The Uyuni salt flat is the largest salt flat in the world. According to our guide, the
salt flat is over 12,000 square kilometers, holds over 10 billion tons of salt and it grows more everyday. The Salar de Uyuni was a prehistoric lake that evaporated, leaving behind the salt crust that is now visible from space!
There are parts of the salt flat that are completely dry, and parts that are partially submerged underwater. The sizes of each area greatly depends on what time of year you visit (wet season or dry season). There are aso parts of the flats that are home to some pretty cool animals, like flamingos. Seeing as it covers thousands of square kilometers, there’s so much to see, like insane rock formations, mulitcoloured lakes, geysers, and even a few villages. These different attractions are all scattered around the sat flat though, so to see them all you will have to do some traveling.
Even though parts are submerged, the salt flat is just a crust; a layer. In some areas of the salt flat the first bit of crust is quite thin, thin enough to poke through with your foot so you can see a bit of very salty water beneath it. This water trapped underneath the layer of salt continues to evaporate and leaves MORE salt behind, so the Uyuni Salt Flat is constantly growing in size! Water isn't the only thing under the salt though…

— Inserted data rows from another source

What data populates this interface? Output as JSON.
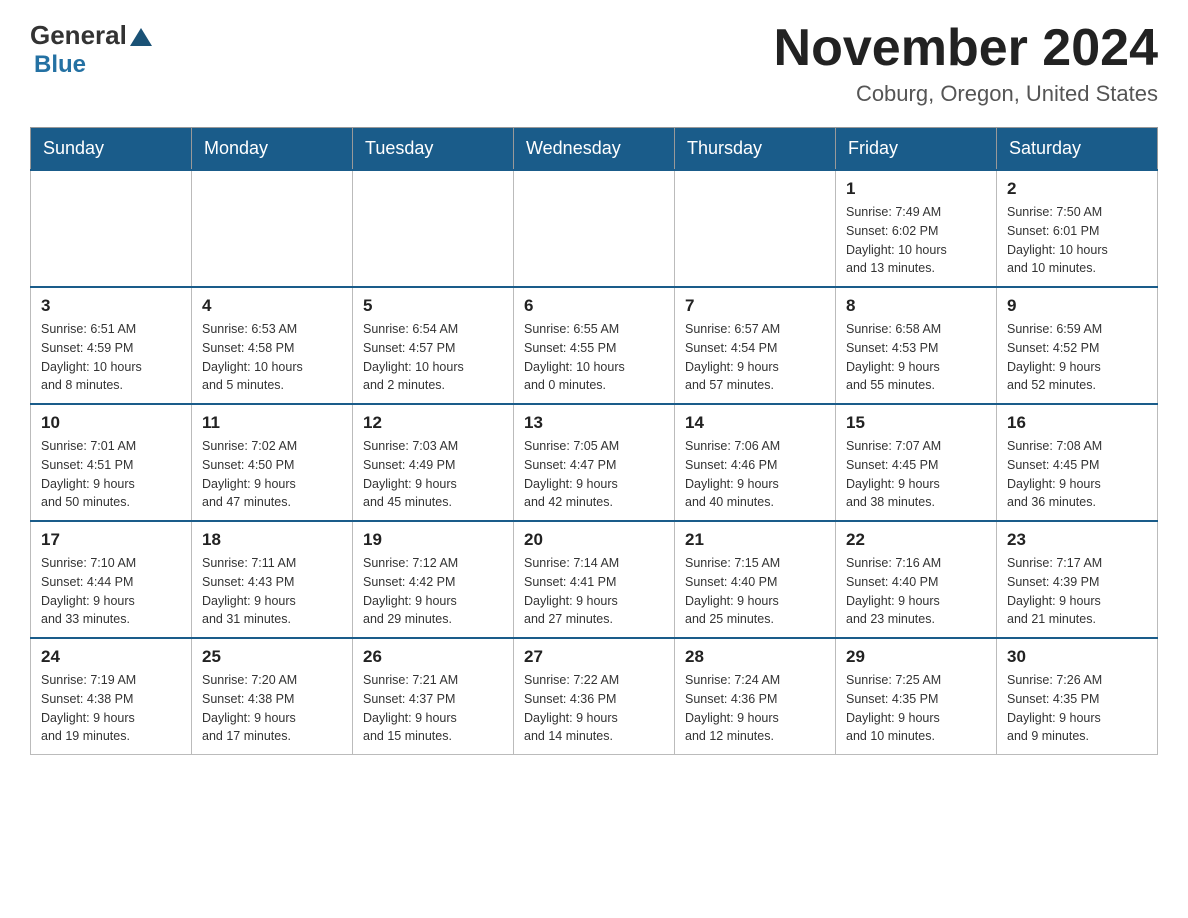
{
  "header": {
    "logo_general": "General",
    "logo_blue": "Blue",
    "month_year": "November 2024",
    "location": "Coburg, Oregon, United States"
  },
  "days_of_week": [
    "Sunday",
    "Monday",
    "Tuesday",
    "Wednesday",
    "Thursday",
    "Friday",
    "Saturday"
  ],
  "weeks": [
    [
      {
        "day": "",
        "info": ""
      },
      {
        "day": "",
        "info": ""
      },
      {
        "day": "",
        "info": ""
      },
      {
        "day": "",
        "info": ""
      },
      {
        "day": "",
        "info": ""
      },
      {
        "day": "1",
        "info": "Sunrise: 7:49 AM\nSunset: 6:02 PM\nDaylight: 10 hours\nand 13 minutes."
      },
      {
        "day": "2",
        "info": "Sunrise: 7:50 AM\nSunset: 6:01 PM\nDaylight: 10 hours\nand 10 minutes."
      }
    ],
    [
      {
        "day": "3",
        "info": "Sunrise: 6:51 AM\nSunset: 4:59 PM\nDaylight: 10 hours\nand 8 minutes."
      },
      {
        "day": "4",
        "info": "Sunrise: 6:53 AM\nSunset: 4:58 PM\nDaylight: 10 hours\nand 5 minutes."
      },
      {
        "day": "5",
        "info": "Sunrise: 6:54 AM\nSunset: 4:57 PM\nDaylight: 10 hours\nand 2 minutes."
      },
      {
        "day": "6",
        "info": "Sunrise: 6:55 AM\nSunset: 4:55 PM\nDaylight: 10 hours\nand 0 minutes."
      },
      {
        "day": "7",
        "info": "Sunrise: 6:57 AM\nSunset: 4:54 PM\nDaylight: 9 hours\nand 57 minutes."
      },
      {
        "day": "8",
        "info": "Sunrise: 6:58 AM\nSunset: 4:53 PM\nDaylight: 9 hours\nand 55 minutes."
      },
      {
        "day": "9",
        "info": "Sunrise: 6:59 AM\nSunset: 4:52 PM\nDaylight: 9 hours\nand 52 minutes."
      }
    ],
    [
      {
        "day": "10",
        "info": "Sunrise: 7:01 AM\nSunset: 4:51 PM\nDaylight: 9 hours\nand 50 minutes."
      },
      {
        "day": "11",
        "info": "Sunrise: 7:02 AM\nSunset: 4:50 PM\nDaylight: 9 hours\nand 47 minutes."
      },
      {
        "day": "12",
        "info": "Sunrise: 7:03 AM\nSunset: 4:49 PM\nDaylight: 9 hours\nand 45 minutes."
      },
      {
        "day": "13",
        "info": "Sunrise: 7:05 AM\nSunset: 4:47 PM\nDaylight: 9 hours\nand 42 minutes."
      },
      {
        "day": "14",
        "info": "Sunrise: 7:06 AM\nSunset: 4:46 PM\nDaylight: 9 hours\nand 40 minutes."
      },
      {
        "day": "15",
        "info": "Sunrise: 7:07 AM\nSunset: 4:45 PM\nDaylight: 9 hours\nand 38 minutes."
      },
      {
        "day": "16",
        "info": "Sunrise: 7:08 AM\nSunset: 4:45 PM\nDaylight: 9 hours\nand 36 minutes."
      }
    ],
    [
      {
        "day": "17",
        "info": "Sunrise: 7:10 AM\nSunset: 4:44 PM\nDaylight: 9 hours\nand 33 minutes."
      },
      {
        "day": "18",
        "info": "Sunrise: 7:11 AM\nSunset: 4:43 PM\nDaylight: 9 hours\nand 31 minutes."
      },
      {
        "day": "19",
        "info": "Sunrise: 7:12 AM\nSunset: 4:42 PM\nDaylight: 9 hours\nand 29 minutes."
      },
      {
        "day": "20",
        "info": "Sunrise: 7:14 AM\nSunset: 4:41 PM\nDaylight: 9 hours\nand 27 minutes."
      },
      {
        "day": "21",
        "info": "Sunrise: 7:15 AM\nSunset: 4:40 PM\nDaylight: 9 hours\nand 25 minutes."
      },
      {
        "day": "22",
        "info": "Sunrise: 7:16 AM\nSunset: 4:40 PM\nDaylight: 9 hours\nand 23 minutes."
      },
      {
        "day": "23",
        "info": "Sunrise: 7:17 AM\nSunset: 4:39 PM\nDaylight: 9 hours\nand 21 minutes."
      }
    ],
    [
      {
        "day": "24",
        "info": "Sunrise: 7:19 AM\nSunset: 4:38 PM\nDaylight: 9 hours\nand 19 minutes."
      },
      {
        "day": "25",
        "info": "Sunrise: 7:20 AM\nSunset: 4:38 PM\nDaylight: 9 hours\nand 17 minutes."
      },
      {
        "day": "26",
        "info": "Sunrise: 7:21 AM\nSunset: 4:37 PM\nDaylight: 9 hours\nand 15 minutes."
      },
      {
        "day": "27",
        "info": "Sunrise: 7:22 AM\nSunset: 4:36 PM\nDaylight: 9 hours\nand 14 minutes."
      },
      {
        "day": "28",
        "info": "Sunrise: 7:24 AM\nSunset: 4:36 PM\nDaylight: 9 hours\nand 12 minutes."
      },
      {
        "day": "29",
        "info": "Sunrise: 7:25 AM\nSunset: 4:35 PM\nDaylight: 9 hours\nand 10 minutes."
      },
      {
        "day": "30",
        "info": "Sunrise: 7:26 AM\nSunset: 4:35 PM\nDaylight: 9 hours\nand 9 minutes."
      }
    ]
  ]
}
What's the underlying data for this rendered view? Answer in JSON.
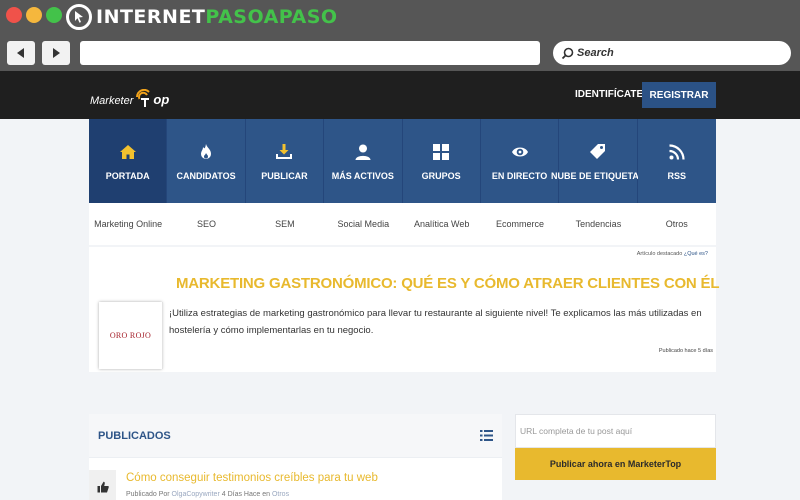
{
  "window": {
    "brand_prefix": "INTERNET",
    "brand_accent": "PASOAPASO"
  },
  "toolbar": {
    "search_placeholder": "Search"
  },
  "site": {
    "header": {
      "logo_text": "Marketer",
      "logo_suffix": "op",
      "login_label": "IDENTIFÍCATE",
      "register_label": "REGISTRAR"
    },
    "main_nav": [
      {
        "label": "PORTADA",
        "icon": "home-icon",
        "active": true
      },
      {
        "label": "CANDIDATOS",
        "icon": "flame-icon"
      },
      {
        "label": "PUBLICAR",
        "icon": "download-icon"
      },
      {
        "label": "MÁS ACTIVOS",
        "icon": "user-icon"
      },
      {
        "label": "GRUPOS",
        "icon": "grid-icon"
      },
      {
        "label": "EN DIRECTO",
        "icon": "eye-icon"
      },
      {
        "label": "NUBE DE ETIQUETAS",
        "icon": "tags-icon"
      },
      {
        "label": "RSS",
        "icon": "rss-icon"
      }
    ],
    "sub_nav": [
      "Marketing Online",
      "SEO",
      "SEM",
      "Social Media",
      "Analítica Web",
      "Ecommerce",
      "Tendencias",
      "Otros"
    ],
    "featured": {
      "tag_label": "Artículo destacado",
      "tag_question": "¿Qué es?",
      "title": "MARKETING GASTRONÓMICO: QUÉ ES Y CÓMO ATRAER CLIENTES CON ÉL",
      "thumb_text": "ORO ROJO",
      "excerpt": "¡Utiliza estrategias de marketing gastronómico para llevar tu restaurante al siguiente nivel! Te explicamos las más utilizadas en hostelería y cómo implementarlas en tu negocio.",
      "published": "Publicado hace 5 días"
    },
    "published": {
      "title": "PUBLICADOS",
      "posts": [
        {
          "title": "Cómo conseguir testimonios creíbles para tu web",
          "meta_prefix": "Publicado Por",
          "author": "OlgaCopywriter",
          "meta_time": "4 Días Hace en",
          "category": "Otros"
        }
      ]
    },
    "sidebar": {
      "url_placeholder": "URL completa de tu post aquí",
      "publish_label": "Publicar ahora en MarketerTop"
    }
  },
  "colors": {
    "nav_blue": "#2e5588",
    "nav_active": "#1f3f70",
    "accent_yellow": "#e8b92e",
    "header_dark": "#1f1f1f"
  }
}
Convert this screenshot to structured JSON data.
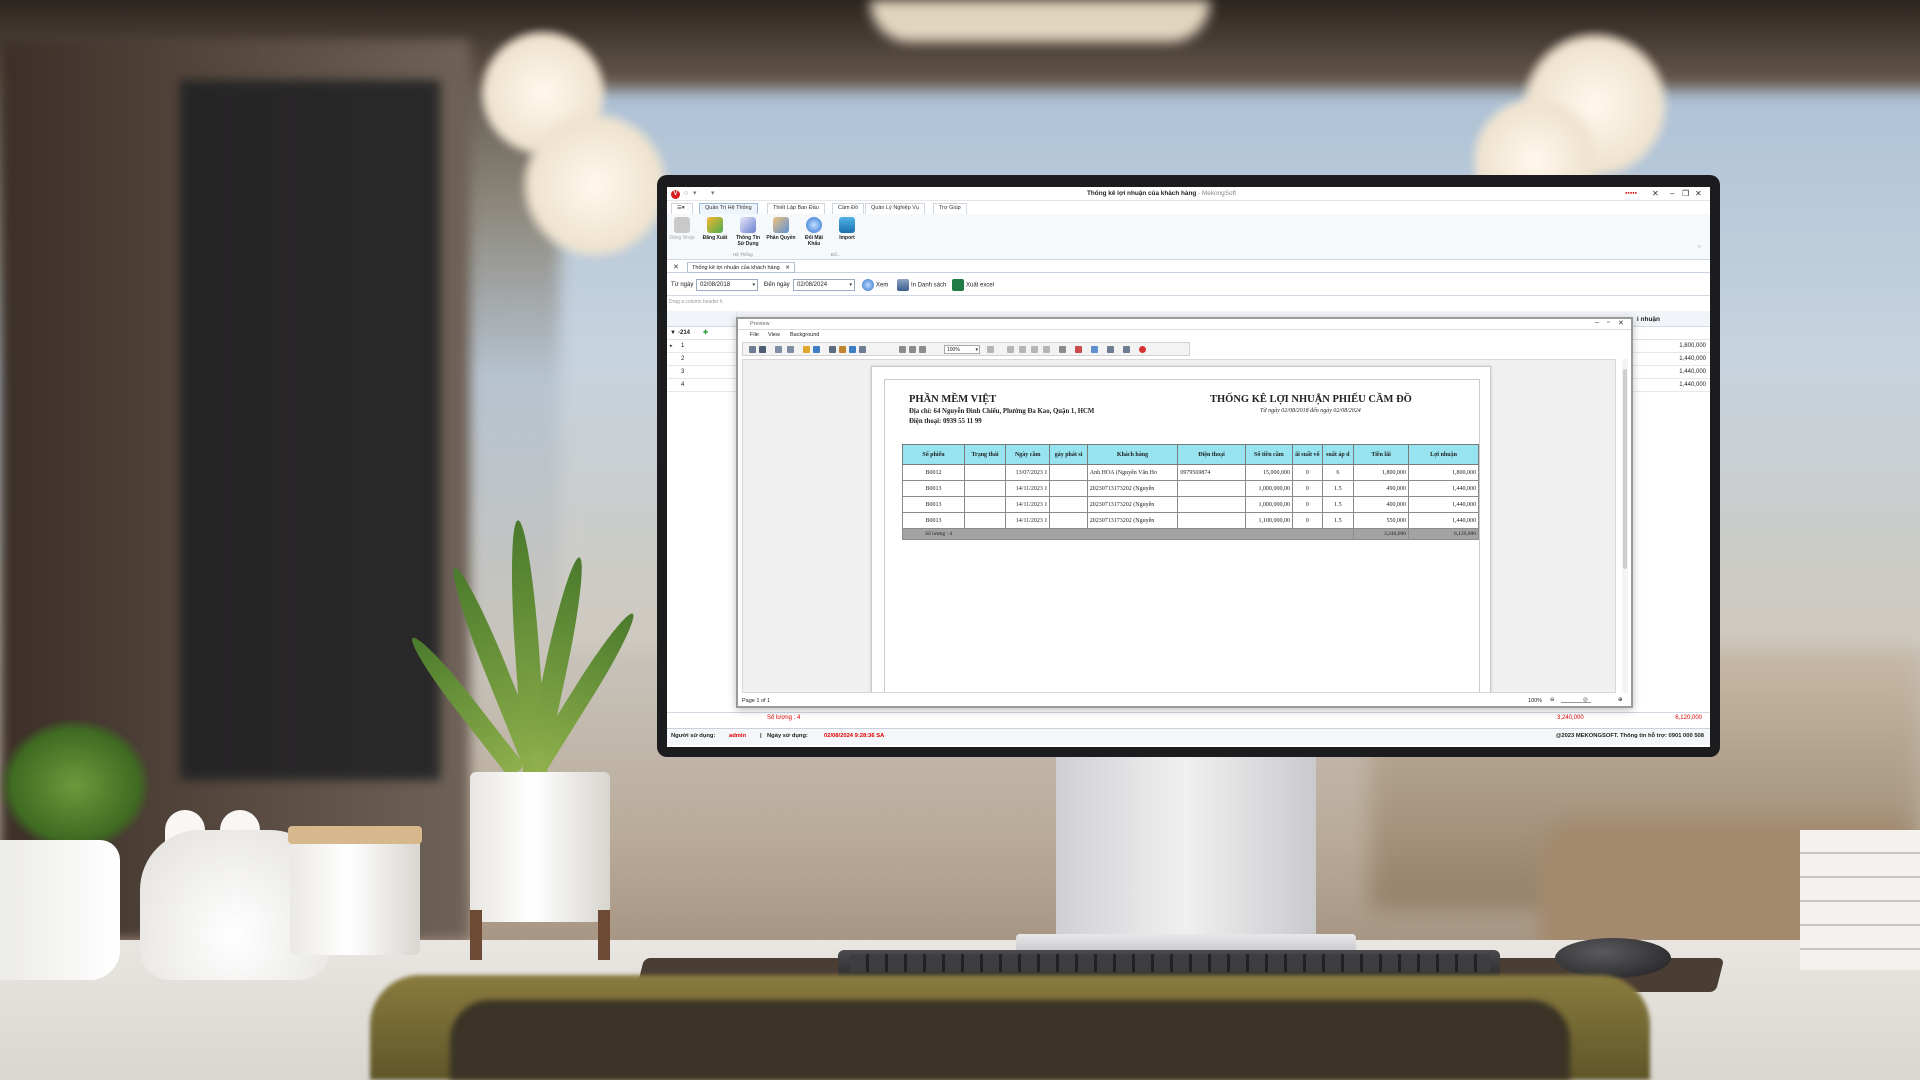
{
  "window": {
    "title": "Thống kê lợi nhuận của khách hàng",
    "vendor": "MekongSoft",
    "controls": [
      "close-icon",
      "minimize-icon",
      "maximize-icon"
    ]
  },
  "ribbon": {
    "tabs": [
      {
        "label": "Quản Trị Hệ Thống",
        "active": true
      },
      {
        "label": "Thiết Lập Ban Đầu"
      },
      {
        "label": "Cầm Đồ"
      },
      {
        "label": "Quản Lý Nghiệp Vụ"
      },
      {
        "label": "Trợ Giúp"
      }
    ],
    "buttons": [
      {
        "label": "Đăng Nhập",
        "icon": "lock-icon",
        "disabled": true
      },
      {
        "label": "Đăng Xuất",
        "icon": "logout-icon"
      },
      {
        "label": "Thông Tin Sử Dụng",
        "icon": "info-user-icon"
      },
      {
        "label": "Phân Quyền",
        "icon": "users-icon"
      },
      {
        "label": "Đổi Mật Khẩu",
        "icon": "key-icon"
      },
      {
        "label": "Import",
        "icon": "database-icon"
      }
    ],
    "groups": {
      "system": "Hệ Thống",
      "other": "Đổ..."
    }
  },
  "doc_tab": {
    "label": "Thống kê lợi nhuận của khách hàng"
  },
  "filter": {
    "from_label": "Từ ngày",
    "from_value": "02/08/2018",
    "to_label": "Đến ngày",
    "to_value": "02/08/2024",
    "view_label": "Xem",
    "print_label": "In Danh sách",
    "excel_label": "Xuất excel"
  },
  "grid": {
    "group_hint": "Drag a column header h",
    "last_column": "i nhuận",
    "filter_value": "-214",
    "rows": [
      {
        "num": "1",
        "value": "1,800,000"
      },
      {
        "num": "2",
        "value": "1,440,000"
      },
      {
        "num": "3",
        "value": "1,440,000"
      },
      {
        "num": "4",
        "value": "1,440,000"
      }
    ],
    "footer": {
      "count": "Số lượng : 4",
      "interest": "3,240,000",
      "profit": "6,120,000"
    }
  },
  "status_bar": {
    "user_label": "Người sử dụng:",
    "user_value": "admin",
    "date_label": "Ngày sử dụng:",
    "date_value": "02/08/2024 9:28:36 SA",
    "copyright": "@2023 MEKONGSOFT. Thông tin hỗ trợ: 0901 000 508"
  },
  "preview": {
    "title": "Preview",
    "menu": [
      "File",
      "View",
      "Background"
    ],
    "zoom": "100%",
    "page_info": "Page 1 of 1",
    "bottom_zoom": "100%",
    "report": {
      "company": "PHẦN MỀM VIỆT",
      "address": "Địa chỉ: 64 Nguyễn Đình Chiểu, Phường Đa Kao, Quận 1, HCM",
      "phone": "Điện thoại: 0939 55 11 99",
      "title": "THỐNG KÊ LỢI NHUẬN PHIẾU CẦM ĐỒ",
      "range": "Từ ngày 02/08/2018 đến ngày 02/08/2024",
      "columns": [
        "Số phiếu",
        "Trạng thái",
        "Ngày cầm",
        "gày phát si",
        "Khách hàng",
        "Điện thoại",
        "Số tiền cầm",
        "ãi suất vố",
        "suất áp d",
        "Tiền lãi",
        "Lợi nhuận"
      ],
      "rows": [
        [
          "B0012",
          "",
          "13/07/2023 1",
          "",
          "Anh HOA (Nguyễn Văn Ho",
          "0979569874",
          "15,000,000",
          "0",
          "6",
          "1,800,000",
          "1,800,000"
        ],
        [
          "B0013",
          "",
          "14/11/2023 1",
          "",
          "20230713173202 (Nguyễn",
          "",
          "1,000,000,00",
          "0",
          "1.5",
          "490,000",
          "1,440,000"
        ],
        [
          "B0013",
          "",
          "14/11/2023 1",
          "",
          "20230713173202 (Nguyễn",
          "",
          "1,000,000,00",
          "0",
          "1.5",
          "400,000",
          "1,440,000"
        ],
        [
          "B0013",
          "",
          "14/11/2023 1",
          "",
          "20230713173202 (Nguyễn",
          "",
          "1,100,000,00",
          "0",
          "1.5",
          "550,000",
          "1,440,000"
        ]
      ],
      "total": {
        "count": "Số lượng : 4",
        "interest": "3,240,000",
        "profit": "6,120,000"
      }
    }
  },
  "colors": {
    "header_cyan": "#97e3f0",
    "accent_red": "#d81e1e",
    "total_gray": "#a3a3a3"
  }
}
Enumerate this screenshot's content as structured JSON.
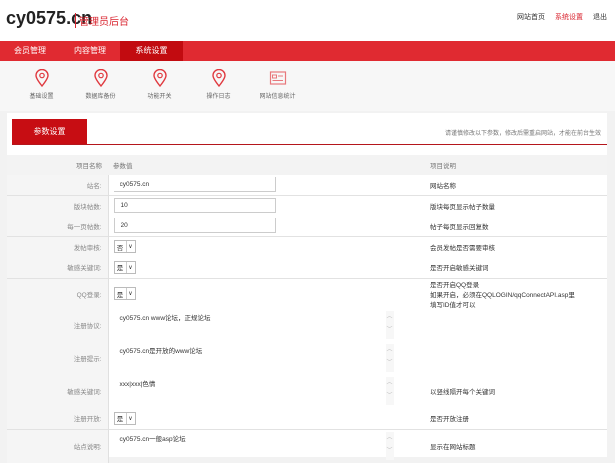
{
  "header": {
    "logo": "cy0575.cn",
    "subtitle": "管理员后台",
    "links": [
      "网站首页",
      "系统设置",
      "退出"
    ]
  },
  "nav": [
    "会员管理",
    "内容管理",
    "系统设置"
  ],
  "subnav": [
    {
      "label": "基础设置",
      "icon": "location-pin-icon"
    },
    {
      "label": "数据库备份",
      "icon": "location-pin-icon"
    },
    {
      "label": "功能开关",
      "icon": "location-pin-icon"
    },
    {
      "label": "操作日志",
      "icon": "location-pin-icon"
    },
    {
      "label": "网站信息统计",
      "icon": "id-card-icon"
    }
  ],
  "tab": "参数设置",
  "note": "请谨慎修改以下参数，修改后需重启网站，才能在前台生效",
  "table": {
    "headers": [
      "项目名称",
      "参数值",
      "项目说明"
    ],
    "rows": [
      {
        "label": "站名:",
        "value": "cy0575.cn",
        "desc": "网站名称"
      },
      {
        "label": "版块帖数:",
        "value": "10",
        "desc": "版块每页显示帖子数量"
      },
      {
        "label": "每一页帖数:",
        "value": "20",
        "desc": "帖子每页显示回复数"
      },
      {
        "label": "发帖审核:",
        "value": "否",
        "desc": "会员发帖是否需要审核"
      },
      {
        "label": "敏感关键词:",
        "value": "是",
        "desc": "是否开启敏感关键词"
      },
      {
        "label": "QQ登录:",
        "value": "是",
        "desc": "是否开启QQ登录",
        "desc2": "如果开启，必须在QQLOGIN/qqConnectAPI.asp里填写ID值才可以"
      },
      {
        "label": "注册协议:",
        "value": "cy0575.cn www论坛，正规论坛"
      },
      {
        "label": "注册提示:",
        "value": "cy0575.cn是开放的www论坛"
      },
      {
        "label": "敏感关键词:",
        "value": "xxx|xxx|色情",
        "desc": "以竖线隔开每个关键词"
      },
      {
        "label": "注册开放:",
        "value": "是",
        "desc": "是否开放注册"
      },
      {
        "label": "站点说明:",
        "value": "cy0575.cn一般asp论坛",
        "desc": "显示在网站标题"
      }
    ]
  }
}
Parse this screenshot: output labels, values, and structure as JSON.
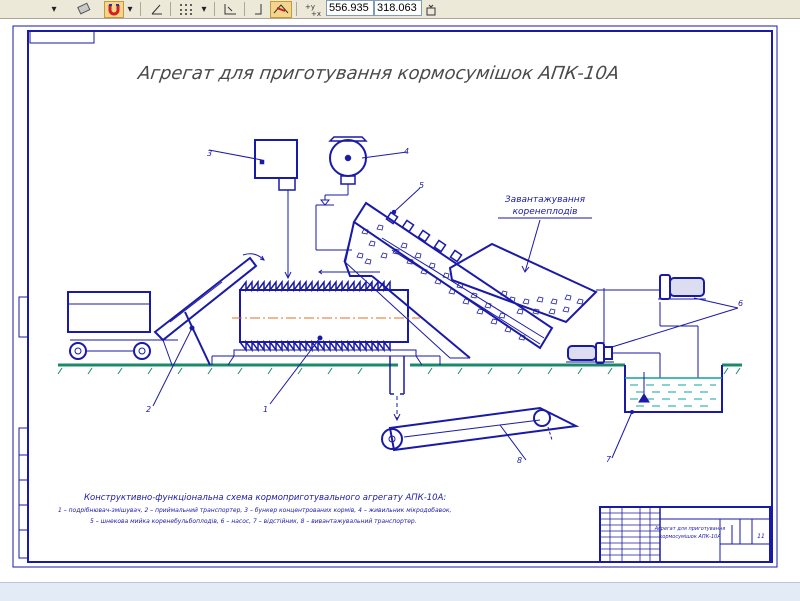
{
  "toolbar": {
    "coord_x": "556.935",
    "coord_y": "318.063",
    "icons": [
      "dropdown-arrow-icon",
      "eraser-icon",
      "magnet-icon",
      "dropdown-arrow-icon",
      "angle-icon",
      "grid-icon",
      "dropdown-arrow-icon",
      "axis-icon",
      "bracket-icon",
      "snap-icon",
      "xy-coordinates-icon",
      "hatch-dropdown-icon"
    ]
  },
  "drawing": {
    "title": "Агрегат для приготування кормосумішок АПК-10А",
    "label_loading_line1": "Завантажування",
    "label_loading_line2": "коренеплодів",
    "callouts": [
      "1",
      "2",
      "3",
      "4",
      "5",
      "6",
      "7",
      "8"
    ],
    "caption_title": "Конструктивно-функціональна схема кормоприготувального агрегату АПК-10А:",
    "caption_line1": "1 – подрібнювач-змішувач, 2 – приймальний транспортер, 3 – бункер концентрованих кормів, 4 – живильник мікродобавок,",
    "caption_line2": "5 – шнекова мийка коренебульбоплодів, 6 – насос, 7 – відстійник, 8 – вивантажувальний транспортер.",
    "title_block_name_line1": "Агрегат для приготування",
    "title_block_name_line2": "кормосумішок АПК-10А",
    "title_block_sheet": "11",
    "colors": {
      "line": "#1a1aa8",
      "water": "#14a0a0",
      "ground": "#1b8a6a",
      "axis": "#e07020",
      "title_text": "#4a4a4a"
    }
  }
}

While all the buses and cars drive on top of the flats, the real value is hidden under the salt. Salar de Uyuni is host to loads of lithium, and according to https://www.salardeuyuni.com it is home to around 70% of the world's lithium reserve, which I had no clue about until after we left.
Lithium is an important element that is mainly used in batteries, electronics, and glassware. It’s estimated that the world consumed 93,000 tons of lithium in 2021 alone, however there isn’t much being extracted from the Salar de Uyuni. Different sources have different reasoning as to why this is. Some say it’s because the lithium is poor quality, others say it's because the region is too wet and cold for the standard lithium extraction process, making it expensive.
Fun Fact: Movie Set!
Because of its almost unearthly look, the Uyuni Salt Flat has been featured in many different movies, including Star Wars the Last Jedi. Other movies include The Fall, Utuma, Salt and Fire and more.
Recognize the salt flats? The only difference is that there aren't massive, futuristic war machines walking everywhere or a Jedi standing out in the open.
If you are looking for an amazing place to get some pics for instagram, look no further. The salt flats are perfect for any kind of photo or video you can imagine. The never ending salt flat is the perfect backdrop. It’s serene yet intriguing and beautiful. In some areas, the water on top of the salt forms a mirror effect, giving the opportunity for some insanely cool pictures. Sunset is also stunning if you stick around for it.
The guides at the salt flat are very well versed with taking photos, and will probably suggest a few poses to try. A few of those photos will probably be perspective photos, and maybe a few with a dinosaur as well.
Dinosaurs seem to be a recurring theme in the area, they are everywhere! My best guess is that it’s because of the Cal Orck’O Dinosaur Footprints in Sucre, which is a quick 6 hour drive away.
Overall, the Uyuni Salt Flats are a must see of Bolivia. It is absolutely stunning. Depending on your intentions while visiting there is a range of tours, although to be completely honest, unless you’re there to take loads of photos at every time of day, visit the different lakes, see the flamingos and do everything the salt flat has to offer or sleep overnight in the salt hotel, then I personally don’t see what you can do on a 4 day tour, even though the views are breathtaking. The Salar de Uyuni is well worth the trip if you are in Boivia. Some people travel to Bolivia exclusively to see the salt flats. If you are visiting the salt flats, bring some warm clothes, it can get cold. Also be aware that salt will get on your clothes wen you walk around the flats. It is such a unique place, and I cannot stress this enough, charge your camera!